• Exercise requirements
Word for word, copy out the data below, omitting pictures.

BEGIN

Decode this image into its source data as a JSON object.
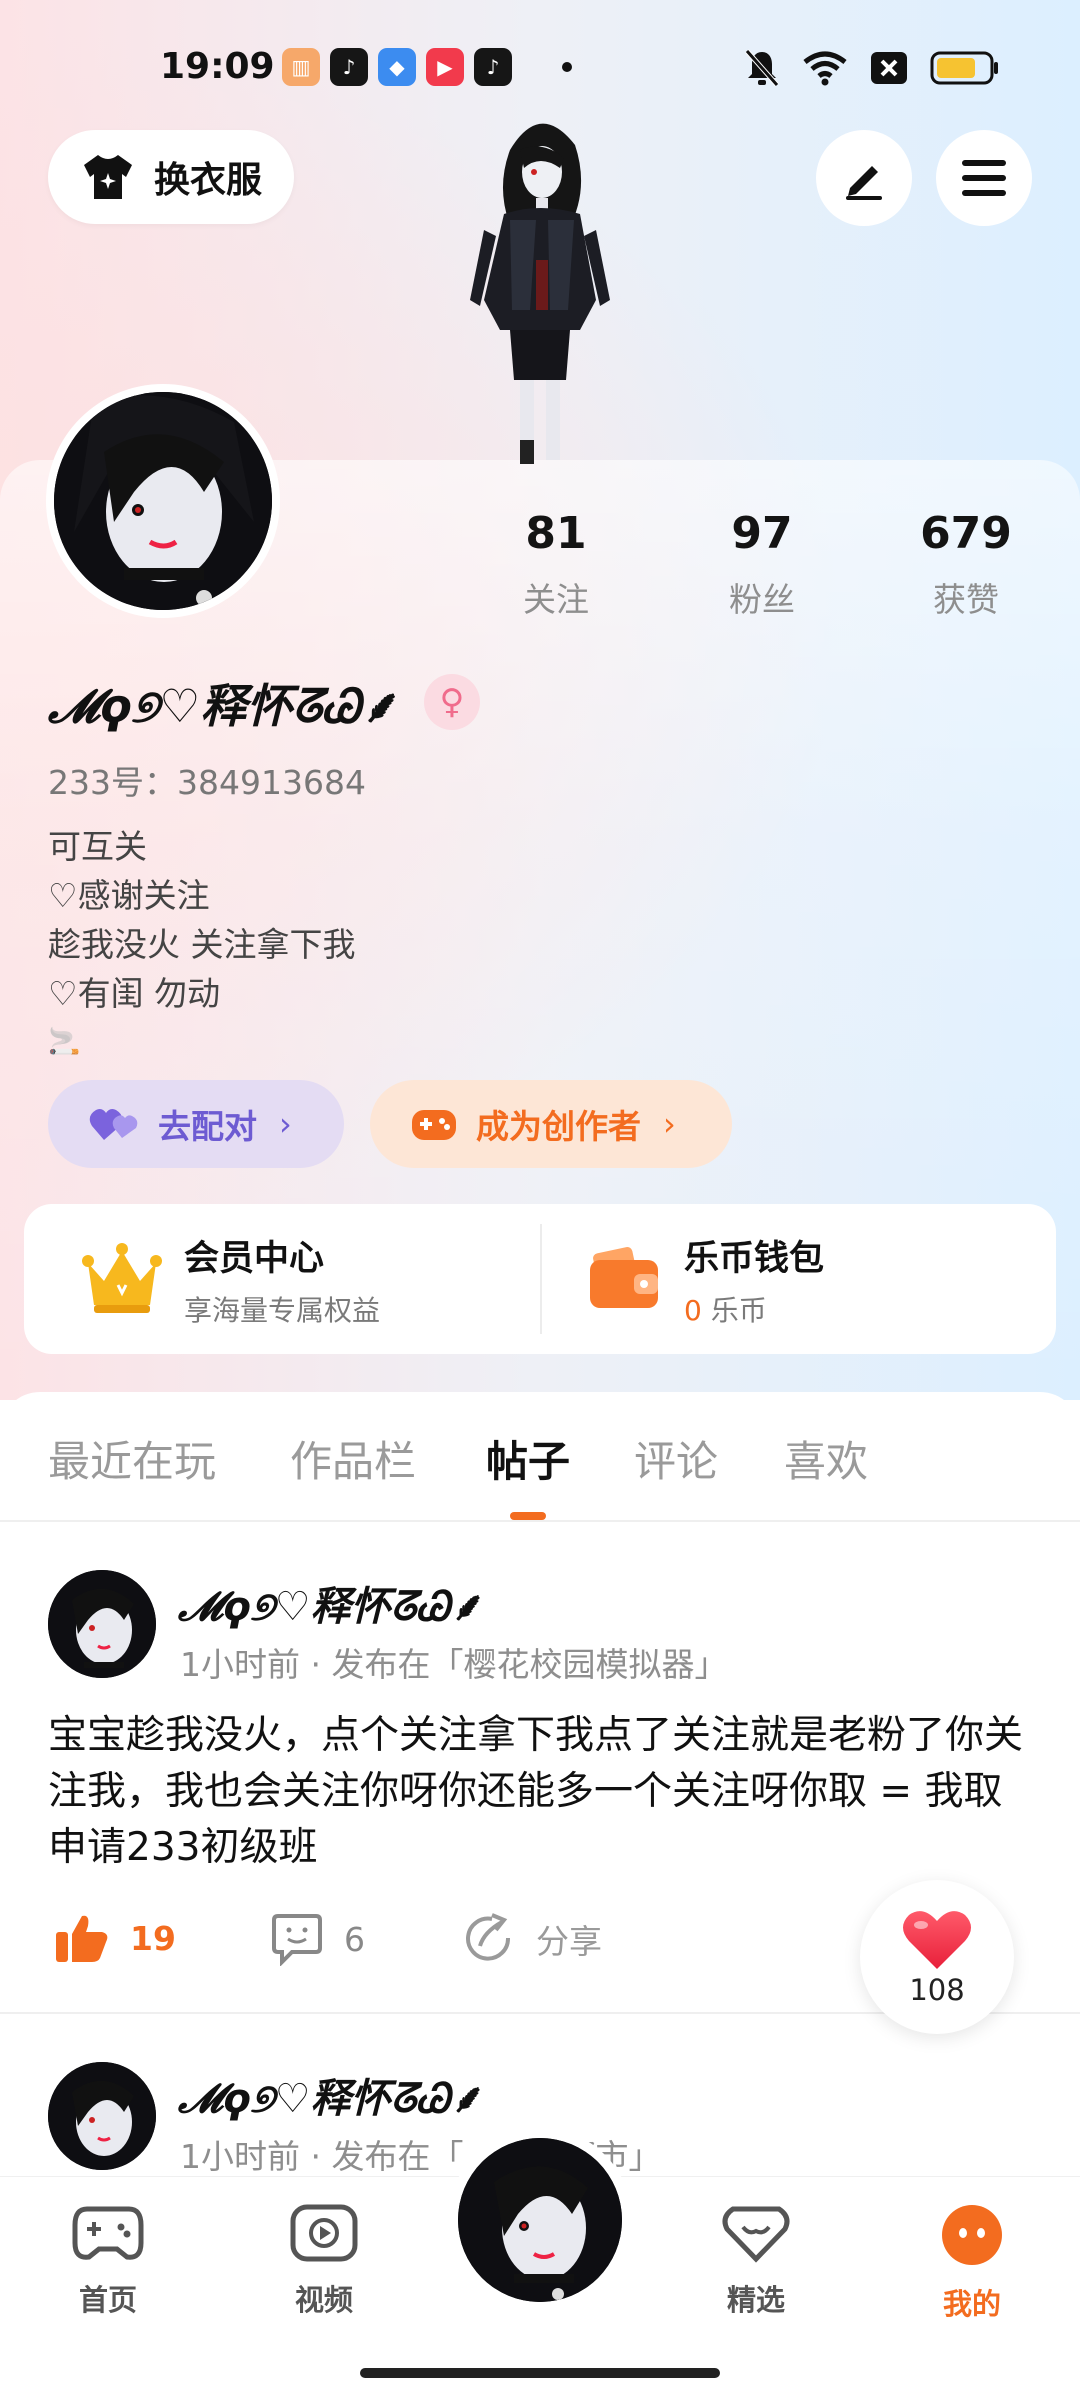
{
  "status_bar": {
    "time": "19:09",
    "apps": [
      "bookshelf-app-icon",
      "tiktok-app-icon",
      "cloud-app-icon",
      "video-app-icon",
      "tiktok-app-icon"
    ],
    "icons": [
      "mute-icon",
      "wifi-icon",
      "close-box-icon",
      "battery-icon"
    ]
  },
  "header": {
    "outfit_label": "换衣服",
    "edit_icon": "pen-icon",
    "menu_icon": "hamburger-icon"
  },
  "profile": {
    "stats": [
      {
        "value": "81",
        "label": "关注"
      },
      {
        "value": "97",
        "label": "粉丝"
      },
      {
        "value": "679",
        "label": "获赞"
      }
    ],
    "username": "𝓜ϙ୭♡释怀ᘔᏊ⸙",
    "gender_symbol": "♀",
    "uid": "233号：384913684",
    "bio": [
      "可互关",
      "♡感谢关注",
      "趁我没火 关注拿下我",
      "♡有闺 勿动",
      "🚬"
    ]
  },
  "actions": {
    "match_label": "去配对",
    "creator_label": "成为创作者",
    "chevron": "›"
  },
  "cards": {
    "member_title": "会员中心",
    "member_sub": "享海量专属权益",
    "wallet_title": "乐币钱包",
    "wallet_amount": "0",
    "wallet_unit": "乐币"
  },
  "tabs": [
    {
      "label": "最近在玩"
    },
    {
      "label": "作品栏"
    },
    {
      "label": "帖子"
    },
    {
      "label": "评论"
    },
    {
      "label": "喜欢"
    }
  ],
  "active_tab": "帖子",
  "posts": [
    {
      "author": "𝓜ϙ୭♡释怀ᘔᏊ⸙",
      "meta": "1小时前 · 发布在「樱花校园模拟器」",
      "text": "宝宝趁我没火，点个关注拿下我点了关注就是老粉了你关注我，我也会关注你呀你还能多一个关注呀你取 = 我取申请233初级班",
      "likes": "19",
      "comments": "6",
      "share_label": "分享"
    },
    {
      "author": "𝓜ϙ୭♡释怀ᘔᏊ⸙",
      "meta": "1小时前 · 发布在「　　　都市」"
    }
  ],
  "float_like": {
    "count": "108"
  },
  "bottom_nav": [
    {
      "label": "首页",
      "icon": "gamepad-icon"
    },
    {
      "label": "视频",
      "icon": "play-icon"
    },
    {
      "label": "",
      "icon": "avatar"
    },
    {
      "label": "精选",
      "icon": "heart-diamond-icon"
    },
    {
      "label": "我的",
      "icon": "face-icon"
    }
  ],
  "colors": {
    "accent": "#F36C1F",
    "match_purple": "#6D5BD2",
    "like_red": "#F2384B",
    "gender_pink": "#F06C8C"
  }
}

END

• Worked solution
Decode this image into its source data as a JSON object.
{
  "status_bar": {
    "time": "19:09",
    "apps": [
      "bookshelf-app-icon",
      "tiktok-app-icon",
      "cloud-app-icon",
      "video-app-icon",
      "tiktok-app-icon"
    ],
    "icons": [
      "mute-icon",
      "wifi-icon",
      "close-box-icon",
      "battery-icon"
    ]
  },
  "header": {
    "outfit_label": "换衣服",
    "edit_icon": "pen-icon",
    "menu_icon": "hamburger-icon"
  },
  "profile": {
    "stats": [
      {
        "value": "81",
        "label": "关注"
      },
      {
        "value": "97",
        "label": "粉丝"
      },
      {
        "value": "679",
        "label": "获赞"
      }
    ],
    "username": "𝓜ϙ୭♡释怀ᘔᏊ⸙",
    "gender_symbol": "♀",
    "uid": "233号：384913684",
    "bio": [
      "可互关",
      "♡感谢关注",
      "趁我没火 关注拿下我",
      "♡有闺 勿动",
      "🚬"
    ]
  },
  "actions": {
    "match_label": "去配对",
    "creator_label": "成为创作者",
    "chevron": "›"
  },
  "cards": {
    "member_title": "会员中心",
    "member_sub": "享海量专属权益",
    "wallet_title": "乐币钱包",
    "wallet_amount": "0",
    "wallet_unit": "乐币"
  },
  "tabs": [
    {
      "label": "最近在玩"
    },
    {
      "label": "作品栏"
    },
    {
      "label": "帖子"
    },
    {
      "label": "评论"
    },
    {
      "label": "喜欢"
    }
  ],
  "active_tab": "帖子",
  "posts": [
    {
      "author": "𝓜ϙ୭♡释怀ᘔᏊ⸙",
      "meta": "1小时前 · 发布在「樱花校园模拟器」",
      "text": "宝宝趁我没火，点个关注拿下我点了关注就是老粉了你关注我，我也会关注你呀你还能多一个关注呀你取 = 我取申请233初级班",
      "likes": "19",
      "comments": "6",
      "share_label": "分享"
    },
    {
      "author": "𝓜ϙ୭♡释怀ᘔᏊ⸙",
      "meta": "1小时前 · 发布在「　　　都市」"
    }
  ],
  "float_like": {
    "count": "108"
  },
  "bottom_nav": [
    {
      "label": "首页",
      "icon": "gamepad-icon"
    },
    {
      "label": "视频",
      "icon": "play-icon"
    },
    {
      "label": "",
      "icon": "avatar"
    },
    {
      "label": "精选",
      "icon": "heart-diamond-icon"
    },
    {
      "label": "我的",
      "icon": "face-icon"
    }
  ],
  "colors": {
    "accent": "#F36C1F",
    "match_purple": "#6D5BD2",
    "like_red": "#F2384B",
    "gender_pink": "#F06C8C"
  }
}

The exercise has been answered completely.